- A noncitizen child, foster child, or ward of a U.S. citizen or lawful permanent resident, or who is a prospective adoptee seeking to enter the U.S. pursuant to the IR-4 or IH-4 classifications;
- A noncitizen travelling at the invitation of the United States government for the purpose of containing or mitigating the virus;
- C-1 (transit) or D-1 (air or sea crewmember) nonimmigrant visa holders, or any noncitizen otherwise travelling to the United States as air or sea crew;
- A noncitizen seeking entry into or transiting the United States under an A-1, A-2, C-2, C-3 visa (foreign government official or immediate family member of an official), or under a G-1, G-2, G-3, G-4, NATO-1 through NATO-4, or NATO-6 visa;
- A noncitizen whose travel qualifies under section 11 of the United Nations Headquarters Agreement;

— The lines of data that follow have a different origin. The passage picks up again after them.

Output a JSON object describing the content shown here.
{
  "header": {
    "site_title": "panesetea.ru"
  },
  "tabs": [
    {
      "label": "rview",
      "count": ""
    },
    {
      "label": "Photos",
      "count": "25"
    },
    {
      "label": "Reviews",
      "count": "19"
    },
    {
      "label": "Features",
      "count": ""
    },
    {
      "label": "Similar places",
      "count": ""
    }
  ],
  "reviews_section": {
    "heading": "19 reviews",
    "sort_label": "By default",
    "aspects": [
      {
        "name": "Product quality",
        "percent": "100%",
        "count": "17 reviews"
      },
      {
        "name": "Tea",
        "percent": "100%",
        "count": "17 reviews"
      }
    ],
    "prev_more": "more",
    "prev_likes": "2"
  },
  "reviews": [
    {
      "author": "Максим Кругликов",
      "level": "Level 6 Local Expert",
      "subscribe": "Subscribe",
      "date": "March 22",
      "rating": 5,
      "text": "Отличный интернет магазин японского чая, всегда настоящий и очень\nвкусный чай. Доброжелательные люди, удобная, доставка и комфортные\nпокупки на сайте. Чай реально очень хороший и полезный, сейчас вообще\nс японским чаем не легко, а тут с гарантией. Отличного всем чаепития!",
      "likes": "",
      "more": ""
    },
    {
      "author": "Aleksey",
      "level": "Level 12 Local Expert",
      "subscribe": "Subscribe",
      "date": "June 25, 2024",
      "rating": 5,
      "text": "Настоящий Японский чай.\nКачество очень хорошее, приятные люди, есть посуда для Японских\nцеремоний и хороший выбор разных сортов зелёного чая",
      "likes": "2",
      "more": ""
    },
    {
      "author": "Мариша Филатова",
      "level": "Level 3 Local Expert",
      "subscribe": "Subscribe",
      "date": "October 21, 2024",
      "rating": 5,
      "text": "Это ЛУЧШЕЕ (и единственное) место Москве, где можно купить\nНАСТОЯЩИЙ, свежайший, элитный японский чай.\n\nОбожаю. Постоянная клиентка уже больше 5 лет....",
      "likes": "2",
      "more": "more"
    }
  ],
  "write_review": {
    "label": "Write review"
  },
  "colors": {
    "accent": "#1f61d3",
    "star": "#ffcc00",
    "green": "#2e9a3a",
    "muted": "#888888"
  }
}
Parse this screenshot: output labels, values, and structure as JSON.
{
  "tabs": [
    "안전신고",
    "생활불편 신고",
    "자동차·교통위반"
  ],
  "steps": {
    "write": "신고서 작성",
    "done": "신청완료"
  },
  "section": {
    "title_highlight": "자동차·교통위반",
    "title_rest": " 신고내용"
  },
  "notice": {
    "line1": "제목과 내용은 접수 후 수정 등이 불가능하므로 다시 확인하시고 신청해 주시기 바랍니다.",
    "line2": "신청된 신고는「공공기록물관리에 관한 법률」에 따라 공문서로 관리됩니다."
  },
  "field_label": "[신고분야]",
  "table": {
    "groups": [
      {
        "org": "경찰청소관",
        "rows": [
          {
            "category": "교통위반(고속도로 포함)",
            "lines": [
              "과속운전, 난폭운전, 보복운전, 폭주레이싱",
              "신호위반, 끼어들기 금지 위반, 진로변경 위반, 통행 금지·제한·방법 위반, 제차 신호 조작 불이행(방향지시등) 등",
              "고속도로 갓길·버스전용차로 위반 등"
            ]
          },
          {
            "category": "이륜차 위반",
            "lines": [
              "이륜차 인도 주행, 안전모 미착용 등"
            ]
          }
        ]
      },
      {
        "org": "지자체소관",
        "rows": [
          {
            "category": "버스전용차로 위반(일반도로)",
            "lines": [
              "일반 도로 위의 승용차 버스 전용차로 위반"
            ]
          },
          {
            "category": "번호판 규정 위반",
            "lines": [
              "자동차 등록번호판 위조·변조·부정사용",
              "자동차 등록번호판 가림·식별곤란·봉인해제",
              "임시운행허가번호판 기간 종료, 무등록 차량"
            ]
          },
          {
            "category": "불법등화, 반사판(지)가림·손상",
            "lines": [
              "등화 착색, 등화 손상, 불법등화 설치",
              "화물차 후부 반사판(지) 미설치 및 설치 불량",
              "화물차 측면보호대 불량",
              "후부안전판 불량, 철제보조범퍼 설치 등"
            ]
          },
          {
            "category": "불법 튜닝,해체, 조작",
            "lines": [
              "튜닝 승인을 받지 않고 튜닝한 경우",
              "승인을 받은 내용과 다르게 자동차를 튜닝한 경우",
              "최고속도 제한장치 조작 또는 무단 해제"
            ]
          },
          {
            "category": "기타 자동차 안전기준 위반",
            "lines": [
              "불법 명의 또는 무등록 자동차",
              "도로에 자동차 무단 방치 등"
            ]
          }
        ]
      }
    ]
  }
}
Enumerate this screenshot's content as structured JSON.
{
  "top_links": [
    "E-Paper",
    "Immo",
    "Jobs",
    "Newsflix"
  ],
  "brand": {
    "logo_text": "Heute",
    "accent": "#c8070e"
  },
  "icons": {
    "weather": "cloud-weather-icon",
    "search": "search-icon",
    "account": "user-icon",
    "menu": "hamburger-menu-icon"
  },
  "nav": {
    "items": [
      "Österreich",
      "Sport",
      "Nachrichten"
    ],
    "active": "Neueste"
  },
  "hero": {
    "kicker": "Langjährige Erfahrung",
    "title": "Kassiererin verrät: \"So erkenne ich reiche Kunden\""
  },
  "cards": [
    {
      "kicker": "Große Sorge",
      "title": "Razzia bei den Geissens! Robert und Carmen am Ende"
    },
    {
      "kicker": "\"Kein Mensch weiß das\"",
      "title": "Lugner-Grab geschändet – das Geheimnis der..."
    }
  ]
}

- A noncitizen who is a member of the U.S. Armed Forces and spouses and children of members of the U.S. Armed Forces;
- A noncitizen whose entry to the United States serves U.S. law enforcement needs, as determined by the Secretary of State, the Secretary of Homeland Security, or their respective designees based on a recommendation of the Attorney General or his designee;
- A noncitizen whose entry would be in the national interest, as determined by the Secretary of State, the Secretary of Homeland Security, or their designee
Restrictions Until November 2021: National Interest Exception (NIE)
With the above travel restrictions in place, the United States Department of State has carved out exceptions to certain visa holders, including F-1 and M-1 student visa holders; J-1 student visa holders, and J-1 visa holders who are professors, scholars, or specialists, and J-1 physicians sponsored by the Education Commission for Foreign Medical Graduates (ECFMG). All of these visa holders are allowed to enter the United States under their visa, but cannot do so any earlier than 30 days from their program’s start date.
Along with these visa holders who qualify for a NIE, the dependents of these visa holders may also qualify for a NIE, allowing them to join their family member – the principal visa holder – in the United States.
Restrictions After November 2021: Testing and Vaccination Requirements
Starting on December 6th, 2021, the U.S. Department of State began requiring all air travelers coming into the United States to show proof of a negative viral test result taken within one day of their flight’s departure to the United States. This applies to all travelers over the age of two, regardless of their nationality or vaccination status, including U.S. citizens, lawful permanent residents and foreign nationals.
Air travelers who recently recovered from a COVID-19 infection may instead show proof of having recovered from the disease within 90 days of their departure to the U.S.
On November 8, 2021, an order from the U.S. Centers for Disease Control began requiring all non-immigrant and non-citizen air travelers headed to the United States to be fully vaccinated prior to boarding a plan for the United States.
There are only a few select groups exempted from this requirement, including:
- Children under the age of 18;
- Individuals medically unable to receive the vaccine;
- Emergency travelers who do not have timely access to a vaccine;
- Those eligible for a humanitarian exemption, though this is rare.